> _Directions_
Every entry below is to be copied exactly, with nothing omitted.

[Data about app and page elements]
______

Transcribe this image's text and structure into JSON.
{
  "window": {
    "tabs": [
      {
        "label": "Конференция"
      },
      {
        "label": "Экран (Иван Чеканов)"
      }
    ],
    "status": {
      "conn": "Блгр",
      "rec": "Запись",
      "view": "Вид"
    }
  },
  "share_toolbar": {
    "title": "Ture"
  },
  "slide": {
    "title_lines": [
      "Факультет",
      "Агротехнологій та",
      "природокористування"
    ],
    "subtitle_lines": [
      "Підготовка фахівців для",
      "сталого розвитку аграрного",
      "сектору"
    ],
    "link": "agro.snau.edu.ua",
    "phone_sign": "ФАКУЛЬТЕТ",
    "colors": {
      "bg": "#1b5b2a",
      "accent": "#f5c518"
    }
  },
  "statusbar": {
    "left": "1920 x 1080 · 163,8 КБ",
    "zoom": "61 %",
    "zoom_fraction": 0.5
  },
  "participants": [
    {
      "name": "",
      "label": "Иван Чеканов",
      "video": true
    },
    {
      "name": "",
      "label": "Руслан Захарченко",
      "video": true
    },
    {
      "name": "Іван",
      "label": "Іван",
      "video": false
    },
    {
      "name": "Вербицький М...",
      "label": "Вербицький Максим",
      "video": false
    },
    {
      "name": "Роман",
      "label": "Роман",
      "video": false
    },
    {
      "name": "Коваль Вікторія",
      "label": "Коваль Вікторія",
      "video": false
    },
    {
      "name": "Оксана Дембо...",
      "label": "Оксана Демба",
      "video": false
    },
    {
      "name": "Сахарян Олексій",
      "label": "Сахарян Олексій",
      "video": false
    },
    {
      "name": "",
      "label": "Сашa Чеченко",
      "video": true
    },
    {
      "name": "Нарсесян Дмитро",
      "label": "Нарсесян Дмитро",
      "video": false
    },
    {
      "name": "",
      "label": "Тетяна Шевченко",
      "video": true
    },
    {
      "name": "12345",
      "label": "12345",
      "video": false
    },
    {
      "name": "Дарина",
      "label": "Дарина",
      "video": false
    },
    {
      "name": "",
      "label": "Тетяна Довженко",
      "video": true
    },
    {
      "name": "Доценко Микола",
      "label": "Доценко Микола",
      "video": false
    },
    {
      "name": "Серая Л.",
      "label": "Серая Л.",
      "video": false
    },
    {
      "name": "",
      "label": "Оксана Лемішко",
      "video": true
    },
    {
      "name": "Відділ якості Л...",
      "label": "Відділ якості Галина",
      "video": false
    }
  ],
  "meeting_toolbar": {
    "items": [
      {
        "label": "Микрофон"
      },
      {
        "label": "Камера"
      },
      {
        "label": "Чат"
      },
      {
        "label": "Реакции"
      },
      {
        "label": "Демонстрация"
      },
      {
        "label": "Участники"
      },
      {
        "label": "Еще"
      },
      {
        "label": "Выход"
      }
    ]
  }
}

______

> _Problem solution_
Transcribe this image's text and structure into JSON.
{
  "window": {
    "tabs": [
      {
        "label": "Конференция"
      },
      {
        "label": "Экран (Иван Чеканов)"
      }
    ],
    "status": {
      "conn": "Блгр",
      "rec": "Запись",
      "view": "Вид"
    }
  },
  "share_toolbar": {
    "title": "Ture"
  },
  "slide": {
    "title_lines": [
      "Факультет",
      "Агротехнологій та",
      "природокористування"
    ],
    "subtitle_lines": [
      "Підготовка фахівців для",
      "сталого розвитку аграрного",
      "сектору"
    ],
    "link": "agro.snau.edu.ua",
    "phone_sign": "ФАКУЛЬТЕТ",
    "colors": {
      "bg": "#1b5b2a",
      "accent": "#f5c518"
    }
  },
  "statusbar": {
    "left": "1920 x 1080 · 163,8 КБ",
    "zoom": "61 %",
    "zoom_fraction": 0.5
  },
  "participants": [
    {
      "name": "",
      "label": "Иван Чеканов",
      "video": true
    },
    {
      "name": "",
      "label": "Руслан Захарченко",
      "video": true
    },
    {
      "name": "Іван",
      "label": "Іван",
      "video": false
    },
    {
      "name": "Вербицький М...",
      "label": "Вербицький Максим",
      "video": false
    },
    {
      "name": "Роман",
      "label": "Роман",
      "video": false
    },
    {
      "name": "Коваль Вікторія",
      "label": "Коваль Вікторія",
      "video": false
    },
    {
      "name": "Оксана Дембо...",
      "label": "Оксана Демба",
      "video": false
    },
    {
      "name": "Сахарян Олексій",
      "label": "Сахарян Олексій",
      "video": false
    },
    {
      "name": "",
      "label": "Сашa Чеченко",
      "video": true
    },
    {
      "name": "Нарсесян Дмитро",
      "label": "Нарсесян Дмитро",
      "video": false
    },
    {
      "name": "",
      "label": "Тетяна Шевченко",
      "video": true
    },
    {
      "name": "12345",
      "label": "12345",
      "video": false
    },
    {
      "name": "Дарина",
      "label": "Дарина",
      "video": false
    },
    {
      "name": "",
      "label": "Тетяна Довженко",
      "video": true
    },
    {
      "name": "Доценко Микола",
      "label": "Доценко Микола",
      "video": false
    },
    {
      "name": "Серая Л.",
      "label": "Серая Л.",
      "video": false
    },
    {
      "name": "",
      "label": "Оксана Лемішко",
      "video": true
    },
    {
      "name": "Відділ якості Л...",
      "label": "Відділ якості Галина",
      "video": false
    }
  ],
  "meeting_toolbar": {
    "items": [
      {
        "label": "Микрофон"
      },
      {
        "label": "Камера"
      },
      {
        "label": "Чат"
      },
      {
        "label": "Реакции"
      },
      {
        "label": "Демонстрация"
      },
      {
        "label": "Участники"
      },
      {
        "label": "Еще"
      },
      {
        "label": "Выход"
      }
    ]
  }
}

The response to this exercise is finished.